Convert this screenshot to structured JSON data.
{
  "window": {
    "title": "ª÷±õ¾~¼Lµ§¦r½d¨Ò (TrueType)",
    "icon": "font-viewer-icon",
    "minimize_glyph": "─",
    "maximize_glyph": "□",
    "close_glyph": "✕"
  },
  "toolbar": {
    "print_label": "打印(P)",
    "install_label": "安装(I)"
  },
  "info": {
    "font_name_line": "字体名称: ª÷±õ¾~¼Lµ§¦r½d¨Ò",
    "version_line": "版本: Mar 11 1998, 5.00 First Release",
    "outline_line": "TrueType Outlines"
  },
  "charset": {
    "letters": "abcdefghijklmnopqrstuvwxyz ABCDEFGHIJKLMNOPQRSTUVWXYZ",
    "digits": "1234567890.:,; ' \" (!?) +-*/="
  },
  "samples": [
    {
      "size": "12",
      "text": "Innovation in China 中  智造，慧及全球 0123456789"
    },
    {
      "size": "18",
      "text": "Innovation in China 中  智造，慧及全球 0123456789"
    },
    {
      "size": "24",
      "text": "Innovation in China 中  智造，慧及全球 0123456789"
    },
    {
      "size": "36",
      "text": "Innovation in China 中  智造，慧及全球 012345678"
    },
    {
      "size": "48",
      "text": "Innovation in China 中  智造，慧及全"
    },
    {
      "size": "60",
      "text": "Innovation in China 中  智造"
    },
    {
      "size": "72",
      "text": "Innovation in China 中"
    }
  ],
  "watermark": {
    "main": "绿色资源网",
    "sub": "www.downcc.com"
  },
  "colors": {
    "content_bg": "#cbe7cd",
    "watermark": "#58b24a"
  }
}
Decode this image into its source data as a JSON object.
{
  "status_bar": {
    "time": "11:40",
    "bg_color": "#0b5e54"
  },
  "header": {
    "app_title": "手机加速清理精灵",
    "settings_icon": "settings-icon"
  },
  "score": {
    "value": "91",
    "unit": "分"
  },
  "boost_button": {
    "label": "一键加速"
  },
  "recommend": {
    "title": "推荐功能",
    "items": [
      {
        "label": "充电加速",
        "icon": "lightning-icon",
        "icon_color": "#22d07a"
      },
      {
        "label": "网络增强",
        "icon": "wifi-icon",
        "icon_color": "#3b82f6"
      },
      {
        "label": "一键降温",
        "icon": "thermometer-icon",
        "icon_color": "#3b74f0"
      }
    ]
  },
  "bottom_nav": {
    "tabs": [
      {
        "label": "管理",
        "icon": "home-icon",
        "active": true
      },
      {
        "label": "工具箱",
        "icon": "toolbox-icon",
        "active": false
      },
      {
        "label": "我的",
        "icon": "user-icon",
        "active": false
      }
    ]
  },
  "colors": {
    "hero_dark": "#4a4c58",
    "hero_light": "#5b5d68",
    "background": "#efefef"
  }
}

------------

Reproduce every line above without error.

Convert this screenshot to structured JSON data.
{
  "window": {
    "title": "ª÷±õ¾~¼Lµ§¦r½d¨Ò (TrueType)",
    "icon": "font-viewer-icon",
    "minimize_glyph": "─",
    "maximize_glyph": "□",
    "close_glyph": "✕"
  },
  "toolbar": {
    "print_label": "打印(P)",
    "install_label": "安装(I)"
  },
  "info": {
    "font_name_line": "字体名称: ª÷±õ¾~¼Lµ§¦r½d¨Ò",
    "version_line": "版本: Mar 11 1998, 5.00 First Release",
    "outline_line": "TrueType Outlines"
  },
  "charset": {
    "letters": "abcdefghijklmnopqrstuvwxyz ABCDEFGHIJKLMNOPQRSTUVWXYZ",
    "digits": "1234567890.:,; ' \" (!?) +-*/="
  },
  "samples": [
    {
      "size": "12",
      "text": "Innovation in China 中  智造，慧及全球 0123456789"
    },
    {
      "size": "18",
      "text": "Innovation in China 中  智造，慧及全球 0123456789"
    },
    {
      "size": "24",
      "text": "Innovation in China 中  智造，慧及全球 0123456789"
    },
    {
      "size": "36",
      "text": "Innovation in China 中  智造，慧及全球 012345678"
    },
    {
      "size": "48",
      "text": "Innovation in China 中  智造，慧及全"
    },
    {
      "size": "60",
      "text": "Innovation in China 中  智造"
    },
    {
      "size": "72",
      "text": "Innovation in China 中"
    }
  ],
  "watermark": {
    "main": "绿色资源网",
    "sub": "www.downcc.com"
  },
  "colors": {
    "content_bg": "#cbe7cd",
    "watermark": "#58b24a"
  }
}
Decode this image into its source data as a JSON object.
{
  "status_bar": {
    "time": "11:40",
    "bg_color": "#0b5e54"
  },
  "header": {
    "app_title": "手机加速清理精灵",
    "settings_icon": "settings-icon"
  },
  "score": {
    "value": "91",
    "unit": "分"
  },
  "boost_button": {
    "label": "一键加速"
  },
  "recommend": {
    "title": "推荐功能",
    "items": [
      {
        "label": "充电加速",
        "icon": "lightning-icon",
        "icon_color": "#22d07a"
      },
      {
        "label": "网络增强",
        "icon": "wifi-icon",
        "icon_color": "#3b82f6"
      },
      {
        "label": "一键降温",
        "icon": "thermometer-icon",
        "icon_color": "#3b74f0"
      }
    ]
  },
  "bottom_nav": {
    "tabs": [
      {
        "label": "管理",
        "icon": "home-icon",
        "active": true
      },
      {
        "label": "工具箱",
        "icon": "toolbox-icon",
        "active": false
      },
      {
        "label": "我的",
        "icon": "user-icon",
        "active": false
      }
    ]
  },
  "colors": {
    "hero_dark": "#4a4c58",
    "hero_light": "#5b5d68",
    "background": "#efefef"
  }
}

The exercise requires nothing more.